New service helps retailers find ways to donate overstocked merchandise
NASHVILLE, Tenn. — The Retail Orphan Initiative on Tuesday announced the launch of an online charity locator to match up retailers looking to donate overstocked merchandise with local charities.
The charity locator features an interactive map of nearby charities from a RetailROI-developed database of 501c3 organizations across the country that focus on at-risk children, women in distress or families in need. The charity locator includes the top 125 cities and top 300 largest malls in the United States, with information on the types of items accepted by each charity, including clothing, food, furniture, building materials and educational materials.
Of an estimated $65 billion in overstocks, the vast majority is housed in small lots at local stores, which makes it costly to consolidate the merchandise, RetailROI stated.
“Retailers’ overstocks can make a huge difference,” stated Greg Buzek, president of IHL Group and donor trustee for the Retail Orphan Initiative. “By cleaning their stores of the items that aren’t selling and getting their employees focused on the items that are, they help women and children in need — providing a lifeline that brings long-term dividends to the community. ”
RetailROI’s charity locator is available online at RetailROI.org/charity-locator.
HHS offers framework to establish Affordable Insurance Exchanges
WASHINGTON — The U.S. Department of Health and Human Services on Monday proposed a framework to assist states in building Affordable Insurance Exchanges, state-based competitive marketplaces where individuals and small businesses will be able to purchase affordable private health insurance.

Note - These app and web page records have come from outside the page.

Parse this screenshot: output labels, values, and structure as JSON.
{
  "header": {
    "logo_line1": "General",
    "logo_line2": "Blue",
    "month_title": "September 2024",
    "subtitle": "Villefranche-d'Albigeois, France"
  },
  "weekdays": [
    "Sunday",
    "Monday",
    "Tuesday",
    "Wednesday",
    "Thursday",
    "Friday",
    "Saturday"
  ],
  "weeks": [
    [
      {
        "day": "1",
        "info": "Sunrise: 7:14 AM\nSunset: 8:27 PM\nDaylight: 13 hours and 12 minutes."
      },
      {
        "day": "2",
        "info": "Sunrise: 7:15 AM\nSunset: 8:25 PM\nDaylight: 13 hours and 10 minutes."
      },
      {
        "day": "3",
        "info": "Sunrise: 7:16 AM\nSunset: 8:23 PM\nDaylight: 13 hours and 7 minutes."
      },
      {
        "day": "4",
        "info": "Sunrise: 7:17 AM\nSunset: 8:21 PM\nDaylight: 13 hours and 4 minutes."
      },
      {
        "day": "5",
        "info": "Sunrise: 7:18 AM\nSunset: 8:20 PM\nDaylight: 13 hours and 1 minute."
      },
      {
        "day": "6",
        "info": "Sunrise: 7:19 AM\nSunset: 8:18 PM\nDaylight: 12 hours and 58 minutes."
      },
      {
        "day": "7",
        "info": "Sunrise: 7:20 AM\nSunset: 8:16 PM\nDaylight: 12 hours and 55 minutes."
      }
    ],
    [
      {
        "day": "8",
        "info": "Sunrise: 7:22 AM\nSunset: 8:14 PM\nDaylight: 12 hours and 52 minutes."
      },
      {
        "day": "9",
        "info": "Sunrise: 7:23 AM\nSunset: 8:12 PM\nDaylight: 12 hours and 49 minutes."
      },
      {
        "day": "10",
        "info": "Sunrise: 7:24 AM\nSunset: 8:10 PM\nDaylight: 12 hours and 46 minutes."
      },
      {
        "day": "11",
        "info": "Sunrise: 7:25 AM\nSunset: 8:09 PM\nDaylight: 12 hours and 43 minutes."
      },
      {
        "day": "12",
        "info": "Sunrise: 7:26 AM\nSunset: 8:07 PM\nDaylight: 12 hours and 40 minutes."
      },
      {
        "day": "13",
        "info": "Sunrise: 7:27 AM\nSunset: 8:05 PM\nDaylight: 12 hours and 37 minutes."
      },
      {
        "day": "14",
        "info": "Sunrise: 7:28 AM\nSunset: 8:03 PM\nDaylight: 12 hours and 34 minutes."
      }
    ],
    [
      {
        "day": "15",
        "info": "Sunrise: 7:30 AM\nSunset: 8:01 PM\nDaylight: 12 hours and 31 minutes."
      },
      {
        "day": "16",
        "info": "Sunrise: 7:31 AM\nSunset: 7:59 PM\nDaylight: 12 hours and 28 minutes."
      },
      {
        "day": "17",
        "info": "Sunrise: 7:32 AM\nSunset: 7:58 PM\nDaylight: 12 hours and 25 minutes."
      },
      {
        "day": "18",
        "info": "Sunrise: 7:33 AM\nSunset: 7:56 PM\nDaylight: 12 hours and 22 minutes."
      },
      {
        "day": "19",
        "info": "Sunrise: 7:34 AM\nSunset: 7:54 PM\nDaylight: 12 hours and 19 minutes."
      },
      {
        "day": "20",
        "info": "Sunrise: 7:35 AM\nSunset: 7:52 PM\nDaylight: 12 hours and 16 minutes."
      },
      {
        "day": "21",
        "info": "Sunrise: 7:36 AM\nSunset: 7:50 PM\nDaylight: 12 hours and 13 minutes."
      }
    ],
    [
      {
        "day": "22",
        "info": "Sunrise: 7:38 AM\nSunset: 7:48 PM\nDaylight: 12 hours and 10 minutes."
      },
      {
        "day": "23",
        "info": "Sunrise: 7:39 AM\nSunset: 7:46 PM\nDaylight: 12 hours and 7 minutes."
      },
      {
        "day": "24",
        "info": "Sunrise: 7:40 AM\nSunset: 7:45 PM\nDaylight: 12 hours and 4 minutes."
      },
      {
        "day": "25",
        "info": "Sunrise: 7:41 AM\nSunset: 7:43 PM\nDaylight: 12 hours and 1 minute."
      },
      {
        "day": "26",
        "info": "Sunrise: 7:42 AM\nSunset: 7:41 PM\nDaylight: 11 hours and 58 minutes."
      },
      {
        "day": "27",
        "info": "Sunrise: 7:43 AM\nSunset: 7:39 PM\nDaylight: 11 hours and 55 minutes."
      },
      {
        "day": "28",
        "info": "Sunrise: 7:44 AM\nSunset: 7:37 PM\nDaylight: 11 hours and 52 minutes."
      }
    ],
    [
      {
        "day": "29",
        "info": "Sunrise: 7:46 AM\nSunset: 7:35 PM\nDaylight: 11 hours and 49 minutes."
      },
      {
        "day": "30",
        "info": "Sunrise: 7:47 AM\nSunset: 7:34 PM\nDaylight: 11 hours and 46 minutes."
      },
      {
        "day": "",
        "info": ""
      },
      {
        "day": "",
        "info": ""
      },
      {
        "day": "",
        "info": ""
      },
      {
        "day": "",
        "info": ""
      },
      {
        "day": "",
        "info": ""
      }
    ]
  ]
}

“Exchanges offer Americans competition, choice and clout,” stated HHS Secretary Kathleen Sebelius. “Insurance companies will compete for business on a transparent, level playing field, driving down costs; and Exchanges will give individuals and small businesses the same purchasing power as big businesses and a choice of plans to fit their needs.”
The National Community Pharmacists Association issued a statement of initial support of the HHS document, specifically citing the need to create a transparent, level playing field with regard to pharmacy benefit managers. “Community pharmacists applaud the department for including in the proposed rule PBM transparency language, a bipartisan provision of the [Patient Protection and] Affordable Care Act,” stated NCPA EVP and CEO Douglas Hoey. “With this step, the administration is also reaffirming its support for PBM transparency in the exchanges by including an implementation pathway in the rule.”
Beginning in 2014, Exchanges will make it easy for individuals and small businesses to compare health plans, find out if they are eligible for tax credits for private insurance or health programs like the Children’s Health Insurance Program, and enroll in a health plan that meets their needs, according to HHS.
HHS is accepting public comment on the proposed rules over the next 75 days to learn from states, consumers and other stakeholders how the rules can be improved. HHS will modify these proposals based on feedback from the American people. To facilitate that public comment process, HHS will convene a series of regional listening sessions and meetings.
For more information on Exchanges, including fact sheets, visit Healthcare.gov/exchanges.
Supervalu’s Albertsons banners to keep self-checkout lanes
MINNEAPOLIS — Supervalu on Monday issued a clarification that its Albertsons banners are not removing any self-checkout lanes from their stores.
Confusion was created out of an announcement at the top of July that Albertsons LLC, a separate entity that owns and operates 217 stores in Arizona, Arkansas, Colorado, Florida, Louisiana, New Mexico, Texas and Utah, decided to remove self-checkout lanes from its stores.
“Since this story broke last week, our customers have called us and we learned first-hand that they want and appreciate the convenience of self-checkout lanes,” stated Lilia Rodriguez, Supervalu spokeswoman.